"Anil [Kumble] was the one who didn't want that [a pact on trusting the fielder's word] after the Sydney Test for one reason or the other," Ponting said. "To me it's like flogging the dead horse, to tell the truth. I go to every referee meeting before a series wanting to play the game like that, but almost every other captain in the world is not interested."
The catching Law itself has been made problematic by the interference of technology, because as it is framed today, TV technology is unable to clarify anything. Often, apparently clean catches are disallowed after referrals because there is no conclusive evidence. Equally, apparent bump balls cannot clearly be determined to be bump balls. As such, TV replays, even with super slow motion (1000 frames per second) remain unsatisfactory.
The solution is quite simple, and would simply involve a reversion to the old caught law, which stated that no part of the hand below the wrist could be in contact with the ground as the ball made contact with the hand in the process of the catch being taken. This would disallow an entire class of catches where fielders get their "fingers under the ball", often just barely. In addition, the current condition, that no part of the ball can touch the ground until the catch has been completed, should be retained. In such an event an agreement between captains about catches would be tenable, because it would be easy to judge whether or not a given claimed catch was in fact completed. But, as you probably realised while you were reading my previous sentence, this would also render any such agreement to be entirely redundant.
So even if you have two teams who understand the current Law (Law 32) perfectly well, and they trusted each other enough to agree to a catching agreement, you would still have contentious situations when it comes to really low catches. Ricky Ponting exacerbates the problem with his casual interpretation of the Laws, but even if he took things more seriously, and had more control of his instincts and those of his team in the heat of the moment, it would still not guarantee clarity on contentious catches.

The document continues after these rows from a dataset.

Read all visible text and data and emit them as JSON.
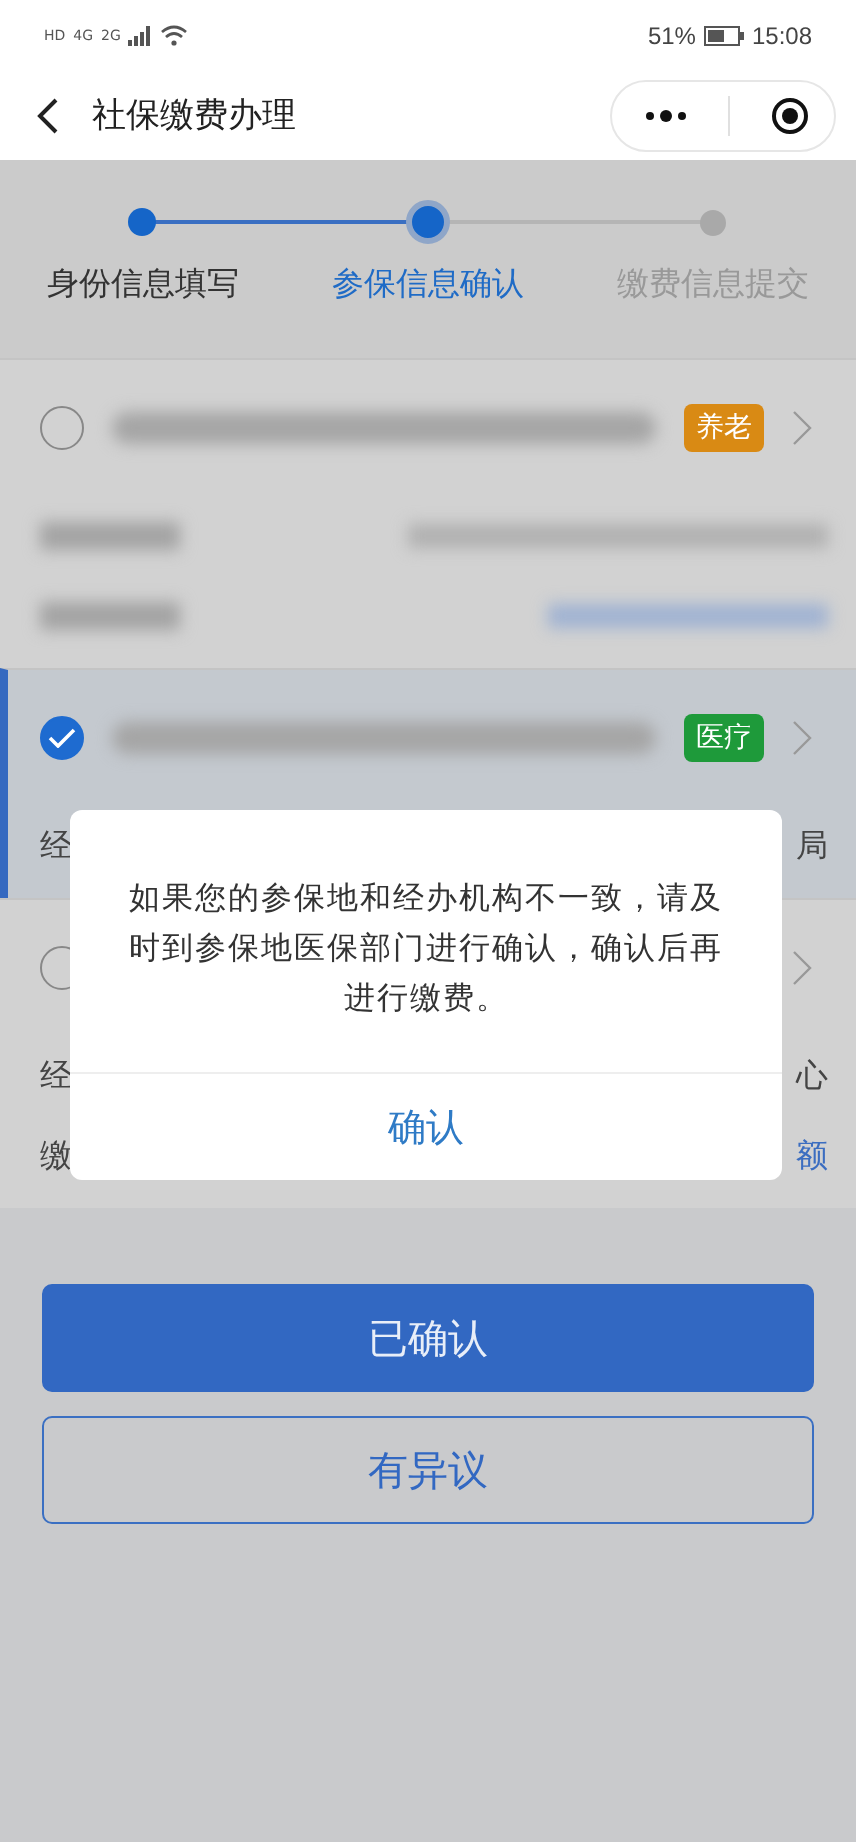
{
  "status_bar": {
    "network_labels": [
      "HD",
      "4G",
      "2G"
    ],
    "battery": "51%",
    "time": "15:08"
  },
  "nav": {
    "title": "社保缴费办理"
  },
  "steps": [
    {
      "label": "身份信息填写",
      "done": true,
      "selected": false
    },
    {
      "label": "参保信息确认",
      "done": false,
      "selected": true
    },
    {
      "label": "缴费信息提交",
      "done": false,
      "selected": false
    }
  ],
  "records": [
    {
      "checked": false,
      "selected": false,
      "tag": "养老",
      "color": "#d98a14",
      "details": [
        {
          "kind": "blurred"
        },
        {
          "kind": "blurred_link"
        }
      ]
    },
    {
      "checked": true,
      "selected": true,
      "tag": "医疗",
      "color": "#1e9a3a",
      "details": [
        {
          "kind": "text",
          "label": "经",
          "value": "局"
        }
      ]
    },
    {
      "checked": false,
      "selected": false,
      "details": [
        {
          "kind": "text",
          "label": "经",
          "value": "心"
        },
        {
          "kind": "text",
          "label": "缴",
          "value": "额"
        }
      ]
    }
  ],
  "buttons": [
    {
      "label": "已确认",
      "kind": "primary"
    },
    {
      "label": "有异议",
      "kind": "outline"
    }
  ],
  "dialog": {
    "message": "如果您的参保地和经办机构不一致，请及时到参保地医保部门进行确认，确认后再进行缴费。",
    "button": "确认"
  }
}
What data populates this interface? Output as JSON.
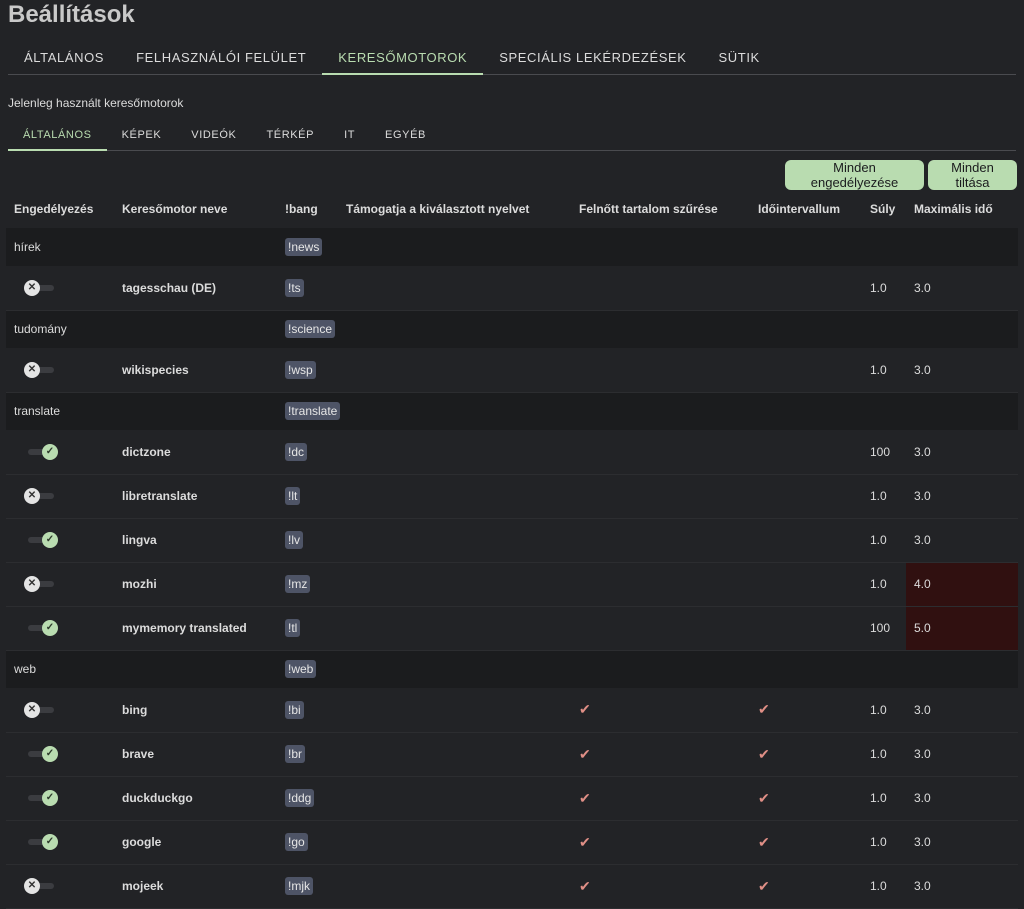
{
  "page_title": "Beállítások",
  "main_tabs": [
    {
      "label": "ÁLTALÁNOS",
      "active": false
    },
    {
      "label": "FELHASZNÁLÓI FELÜLET",
      "active": false
    },
    {
      "label": "KERESŐMOTOROK",
      "active": true
    },
    {
      "label": "SPECIÁLIS LEKÉRDEZÉSEK",
      "active": false
    },
    {
      "label": "SÜTIK",
      "active": false
    }
  ],
  "section_label": "Jelenleg használt keresőmotorok",
  "sub_tabs": [
    {
      "label": "ÁLTALÁNOS",
      "active": true
    },
    {
      "label": "KÉPEK",
      "active": false
    },
    {
      "label": "VIDEÓK",
      "active": false
    },
    {
      "label": "TÉRKÉP",
      "active": false
    },
    {
      "label": "IT",
      "active": false
    },
    {
      "label": "EGYÉB",
      "active": false
    }
  ],
  "buttons": {
    "enable_all": "Minden engedélyezése",
    "disable_all": "Minden tiltása"
  },
  "table": {
    "headers": [
      "Engedélyezés",
      "Keresőmotor neve",
      "!bang",
      "Támogatja a kiválasztott nyelvet",
      "Felnőtt tartalom szűrése",
      "Időintervallum",
      "Súly",
      "Maximális idő"
    ],
    "toggle_icons": {
      "on": "✓",
      "off": "✕"
    },
    "check_icon": "✔",
    "colors": {
      "accent": "#b9dcb0",
      "bang_bg": "#4e5466",
      "check": "#e08f86",
      "timeout_warning": "#301010"
    },
    "groups": [
      {
        "category": "hírek",
        "bang": "!news",
        "engines": [
          {
            "name": "tagesschau (DE)",
            "bang": "!ts",
            "enabled": false,
            "safesearch": false,
            "time_range": false,
            "weight": "1.0",
            "timeout": "3.0",
            "timeout_warning": false
          }
        ]
      },
      {
        "category": "tudomány",
        "bang": "!science",
        "engines": [
          {
            "name": "wikispecies",
            "bang": "!wsp",
            "enabled": false,
            "safesearch": false,
            "time_range": false,
            "weight": "1.0",
            "timeout": "3.0",
            "timeout_warning": false
          }
        ]
      },
      {
        "category": "translate",
        "bang": "!translate",
        "engines": [
          {
            "name": "dictzone",
            "bang": "!dc",
            "enabled": true,
            "safesearch": false,
            "time_range": false,
            "weight": "100",
            "timeout": "3.0",
            "timeout_warning": false
          },
          {
            "name": "libretranslate",
            "bang": "!lt",
            "enabled": false,
            "safesearch": false,
            "time_range": false,
            "weight": "1.0",
            "timeout": "3.0",
            "timeout_warning": false
          },
          {
            "name": "lingva",
            "bang": "!lv",
            "enabled": true,
            "safesearch": false,
            "time_range": false,
            "weight": "1.0",
            "timeout": "3.0",
            "timeout_warning": false
          },
          {
            "name": "mozhi",
            "bang": "!mz",
            "enabled": false,
            "safesearch": false,
            "time_range": false,
            "weight": "1.0",
            "timeout": "4.0",
            "timeout_warning": true
          },
          {
            "name": "mymemory translated",
            "bang": "!tl",
            "enabled": true,
            "safesearch": false,
            "time_range": false,
            "weight": "100",
            "timeout": "5.0",
            "timeout_warning": true
          }
        ]
      },
      {
        "category": "web",
        "bang": "!web",
        "engines": [
          {
            "name": "bing",
            "bang": "!bi",
            "enabled": false,
            "safesearch": true,
            "time_range": true,
            "weight": "1.0",
            "timeout": "3.0",
            "timeout_warning": false
          },
          {
            "name": "brave",
            "bang": "!br",
            "enabled": true,
            "safesearch": true,
            "time_range": true,
            "weight": "1.0",
            "timeout": "3.0",
            "timeout_warning": false
          },
          {
            "name": "duckduckgo",
            "bang": "!ddg",
            "enabled": true,
            "safesearch": true,
            "time_range": true,
            "weight": "1.0",
            "timeout": "3.0",
            "timeout_warning": false
          },
          {
            "name": "google",
            "bang": "!go",
            "enabled": true,
            "safesearch": true,
            "time_range": true,
            "weight": "1.0",
            "timeout": "3.0",
            "timeout_warning": false
          },
          {
            "name": "mojeek",
            "bang": "!mjk",
            "enabled": false,
            "safesearch": true,
            "time_range": true,
            "weight": "1.0",
            "timeout": "3.0",
            "timeout_warning": false
          }
        ]
      }
    ]
  }
}
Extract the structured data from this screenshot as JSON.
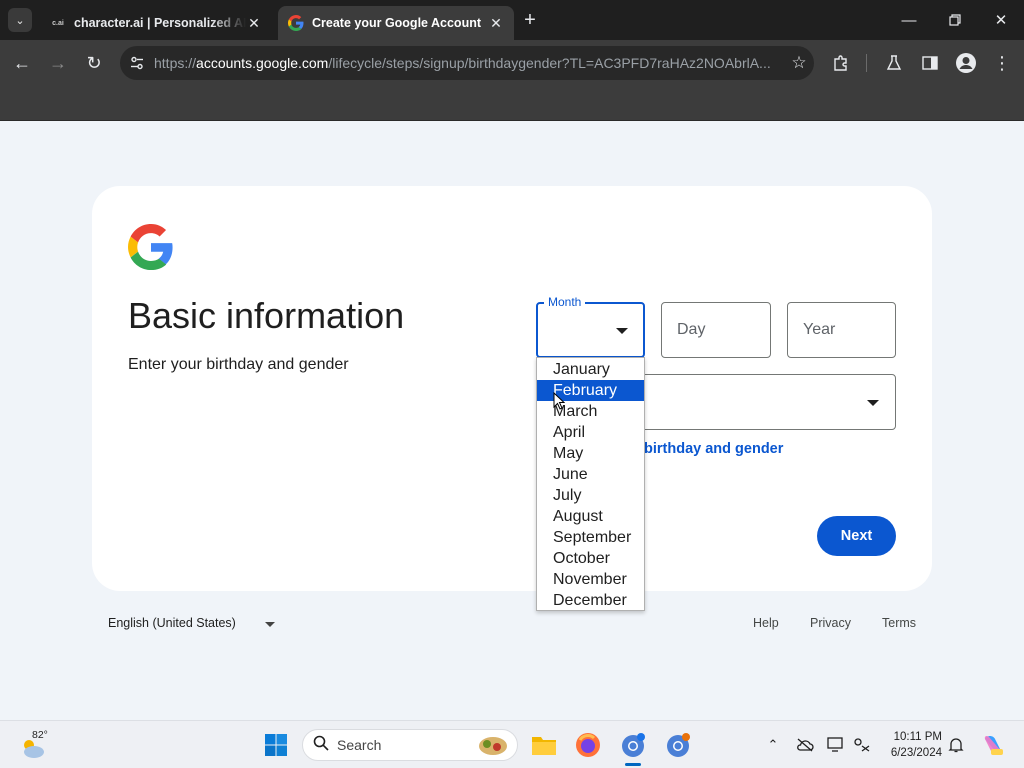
{
  "browser": {
    "tabs": [
      {
        "label": "character.ai | Personalized AI for",
        "favicon": "c.ai",
        "active": false
      },
      {
        "label": "Create your Google Account",
        "favicon": "google-g-icon",
        "active": true
      }
    ],
    "url_prefix": "https://",
    "url_host": "accounts.google.com",
    "url_path": "/lifecycle/steps/signup/birthdaygender?TL=AC3PFD7raHAz2NOAbrlA..."
  },
  "page": {
    "heading": "Basic information",
    "subheading": "Enter your birthday and gender",
    "month_label": "Month",
    "day_placeholder": "Day",
    "year_placeholder": "Year",
    "why_link": "birthday and gender",
    "next_label": "Next"
  },
  "month_dropdown": {
    "options": [
      "January",
      "February",
      "March",
      "April",
      "May",
      "June",
      "July",
      "August",
      "September",
      "October",
      "November",
      "December"
    ],
    "highlighted": "February"
  },
  "footer": {
    "language": "English (United States)",
    "links": [
      "Help",
      "Privacy",
      "Terms"
    ]
  },
  "taskbar": {
    "temperature": "82°",
    "search_placeholder": "Search",
    "time": "10:11 PM",
    "date": "6/23/2024"
  },
  "colors": {
    "accent": "#0b57d0",
    "page_bg": "#f0f4f9",
    "chrome_dark": "#1f1f1f"
  }
}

It is tempting to suggest that Ricky Ponting ought to introspect about the fact that (by his own admission) no captain in world cricket is willing to enter into a catching agreement with him. But that is a seperate issue and is not going to solve the issue of catches. We can expect some contentious catches irrespective of whether or not there is an agreement. Given the current Law, such an agreement would be ill advised.